Waldoff was a leader in the Hattiesburg community, serving on the boards of several organizations, including the Hattiesburg Area Chamber of Commerce, The United Way, Boy Scouts of America and American Red Cross. He was also active in the Anti-Defamation League and Jewish Federations of North America.
Hattiesburg lawyer Bud Holmes, a close friend of Waldoff for more than 80 years, was quoted in the obituary, saying, “Milton was a retail and advertising genius who knew how to treat his customers. As a friend, he was solid as they come. I don’t think he ever told me no, no matter what I asked. Milton didn’t look down his nose at anybody. He was a people magnet. People loved him.”

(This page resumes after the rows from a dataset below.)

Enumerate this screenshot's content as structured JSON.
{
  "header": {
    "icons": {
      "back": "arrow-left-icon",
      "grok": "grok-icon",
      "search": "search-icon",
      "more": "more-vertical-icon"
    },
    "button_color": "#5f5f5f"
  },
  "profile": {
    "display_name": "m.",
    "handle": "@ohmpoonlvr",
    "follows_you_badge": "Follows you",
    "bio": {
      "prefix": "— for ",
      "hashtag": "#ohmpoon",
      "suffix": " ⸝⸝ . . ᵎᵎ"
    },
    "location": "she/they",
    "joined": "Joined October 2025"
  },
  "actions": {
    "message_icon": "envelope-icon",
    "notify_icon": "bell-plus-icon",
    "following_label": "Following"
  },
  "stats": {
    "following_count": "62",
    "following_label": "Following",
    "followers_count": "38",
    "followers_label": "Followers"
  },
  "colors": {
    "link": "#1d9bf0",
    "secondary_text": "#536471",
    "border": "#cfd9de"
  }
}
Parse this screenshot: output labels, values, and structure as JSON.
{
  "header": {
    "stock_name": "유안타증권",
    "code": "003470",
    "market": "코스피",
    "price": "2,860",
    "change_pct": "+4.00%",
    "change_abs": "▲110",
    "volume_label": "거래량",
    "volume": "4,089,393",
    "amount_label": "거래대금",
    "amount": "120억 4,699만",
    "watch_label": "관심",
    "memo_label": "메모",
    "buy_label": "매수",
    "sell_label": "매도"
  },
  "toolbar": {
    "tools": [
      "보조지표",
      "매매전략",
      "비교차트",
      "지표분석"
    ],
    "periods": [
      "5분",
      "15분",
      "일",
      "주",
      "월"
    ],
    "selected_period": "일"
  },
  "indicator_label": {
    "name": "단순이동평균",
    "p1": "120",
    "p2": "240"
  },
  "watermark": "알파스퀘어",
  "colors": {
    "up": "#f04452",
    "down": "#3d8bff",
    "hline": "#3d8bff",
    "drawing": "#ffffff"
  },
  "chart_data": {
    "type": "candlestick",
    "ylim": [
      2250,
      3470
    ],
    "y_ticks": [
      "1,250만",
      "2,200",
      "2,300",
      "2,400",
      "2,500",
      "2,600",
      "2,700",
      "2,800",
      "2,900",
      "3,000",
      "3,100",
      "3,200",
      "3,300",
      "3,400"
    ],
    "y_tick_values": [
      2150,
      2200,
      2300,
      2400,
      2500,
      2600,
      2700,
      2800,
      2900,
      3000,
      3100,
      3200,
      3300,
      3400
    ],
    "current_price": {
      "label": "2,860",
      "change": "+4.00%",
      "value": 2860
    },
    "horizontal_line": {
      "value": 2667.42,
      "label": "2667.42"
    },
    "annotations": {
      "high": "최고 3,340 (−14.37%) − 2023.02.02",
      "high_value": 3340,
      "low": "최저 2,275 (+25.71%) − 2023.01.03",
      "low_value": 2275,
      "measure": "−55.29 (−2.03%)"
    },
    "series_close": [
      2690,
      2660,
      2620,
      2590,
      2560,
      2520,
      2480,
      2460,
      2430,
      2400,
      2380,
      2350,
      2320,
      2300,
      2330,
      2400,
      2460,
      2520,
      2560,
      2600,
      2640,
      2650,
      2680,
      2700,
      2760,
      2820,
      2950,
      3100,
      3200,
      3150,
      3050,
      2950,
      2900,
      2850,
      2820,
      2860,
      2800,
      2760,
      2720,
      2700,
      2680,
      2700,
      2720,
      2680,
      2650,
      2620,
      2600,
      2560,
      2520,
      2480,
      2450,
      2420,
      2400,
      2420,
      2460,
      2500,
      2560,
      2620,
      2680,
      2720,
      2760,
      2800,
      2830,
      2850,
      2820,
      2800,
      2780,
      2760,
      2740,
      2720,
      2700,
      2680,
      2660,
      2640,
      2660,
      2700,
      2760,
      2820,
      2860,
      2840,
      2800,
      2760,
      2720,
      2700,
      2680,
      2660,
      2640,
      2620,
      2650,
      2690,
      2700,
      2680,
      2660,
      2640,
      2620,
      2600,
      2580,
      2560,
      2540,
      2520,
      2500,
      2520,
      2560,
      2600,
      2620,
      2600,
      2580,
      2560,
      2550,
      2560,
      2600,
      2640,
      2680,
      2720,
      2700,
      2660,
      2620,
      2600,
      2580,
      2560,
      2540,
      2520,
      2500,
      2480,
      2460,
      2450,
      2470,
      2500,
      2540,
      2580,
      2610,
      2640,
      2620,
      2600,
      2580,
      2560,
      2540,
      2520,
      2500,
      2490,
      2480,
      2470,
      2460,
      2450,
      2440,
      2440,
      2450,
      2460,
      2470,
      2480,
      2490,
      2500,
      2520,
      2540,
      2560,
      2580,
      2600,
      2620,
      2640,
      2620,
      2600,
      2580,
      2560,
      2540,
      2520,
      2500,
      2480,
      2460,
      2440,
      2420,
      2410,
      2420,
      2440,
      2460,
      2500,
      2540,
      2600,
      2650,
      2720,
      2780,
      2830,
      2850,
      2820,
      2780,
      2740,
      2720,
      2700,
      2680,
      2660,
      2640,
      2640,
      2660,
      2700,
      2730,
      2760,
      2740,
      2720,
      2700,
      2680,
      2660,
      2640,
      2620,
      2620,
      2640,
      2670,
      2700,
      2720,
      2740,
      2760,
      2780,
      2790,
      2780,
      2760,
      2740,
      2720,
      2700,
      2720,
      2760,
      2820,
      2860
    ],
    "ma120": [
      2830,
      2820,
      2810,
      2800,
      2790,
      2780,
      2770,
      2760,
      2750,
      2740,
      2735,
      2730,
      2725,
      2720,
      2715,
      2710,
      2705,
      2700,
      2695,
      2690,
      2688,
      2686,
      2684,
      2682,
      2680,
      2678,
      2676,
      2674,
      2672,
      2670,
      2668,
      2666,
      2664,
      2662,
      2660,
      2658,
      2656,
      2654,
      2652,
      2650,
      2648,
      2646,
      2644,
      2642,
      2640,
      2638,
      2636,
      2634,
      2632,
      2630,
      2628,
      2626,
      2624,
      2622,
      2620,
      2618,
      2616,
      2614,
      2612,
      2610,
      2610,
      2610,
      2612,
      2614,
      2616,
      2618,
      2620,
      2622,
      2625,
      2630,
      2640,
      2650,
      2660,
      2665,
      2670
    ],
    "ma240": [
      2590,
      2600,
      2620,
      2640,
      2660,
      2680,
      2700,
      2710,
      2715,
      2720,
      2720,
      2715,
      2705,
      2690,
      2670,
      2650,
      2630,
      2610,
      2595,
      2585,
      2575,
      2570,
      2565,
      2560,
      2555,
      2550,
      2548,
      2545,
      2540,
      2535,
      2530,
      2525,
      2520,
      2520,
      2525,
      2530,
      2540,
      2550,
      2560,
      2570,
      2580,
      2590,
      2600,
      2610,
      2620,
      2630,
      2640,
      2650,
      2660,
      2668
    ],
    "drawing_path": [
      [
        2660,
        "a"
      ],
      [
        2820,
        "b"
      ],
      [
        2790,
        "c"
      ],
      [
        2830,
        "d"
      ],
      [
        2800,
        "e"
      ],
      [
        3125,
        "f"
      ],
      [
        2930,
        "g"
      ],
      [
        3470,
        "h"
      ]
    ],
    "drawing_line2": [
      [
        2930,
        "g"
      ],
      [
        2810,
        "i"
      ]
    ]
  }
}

Carol Puckett-Palmer, founder of Everyday Gourmet and Everyday Gardener in Jackson, worked at Waldoff’s on summer breaks. “Milton created the magic of retail. When Waldoff’s doors opened in the morning, it was like the curtain rising in a theater. The counters gleamed and the staff smiled. The departments were tightly organized with everything in its place, and the salespeople — like me — were expected to always be busy when not helping a customer,” Puckett-Palmer said in the obituary.
Milton is survived by his wife, Rita Mitchell Waldoff; a son, Paul Hunter Waldoff; a daughter, Lauren Waldoff Runnels; a brother, Leon Waldoff; a sister, Fay Botnick; two grandchildren, as well as a nephew and three nieces.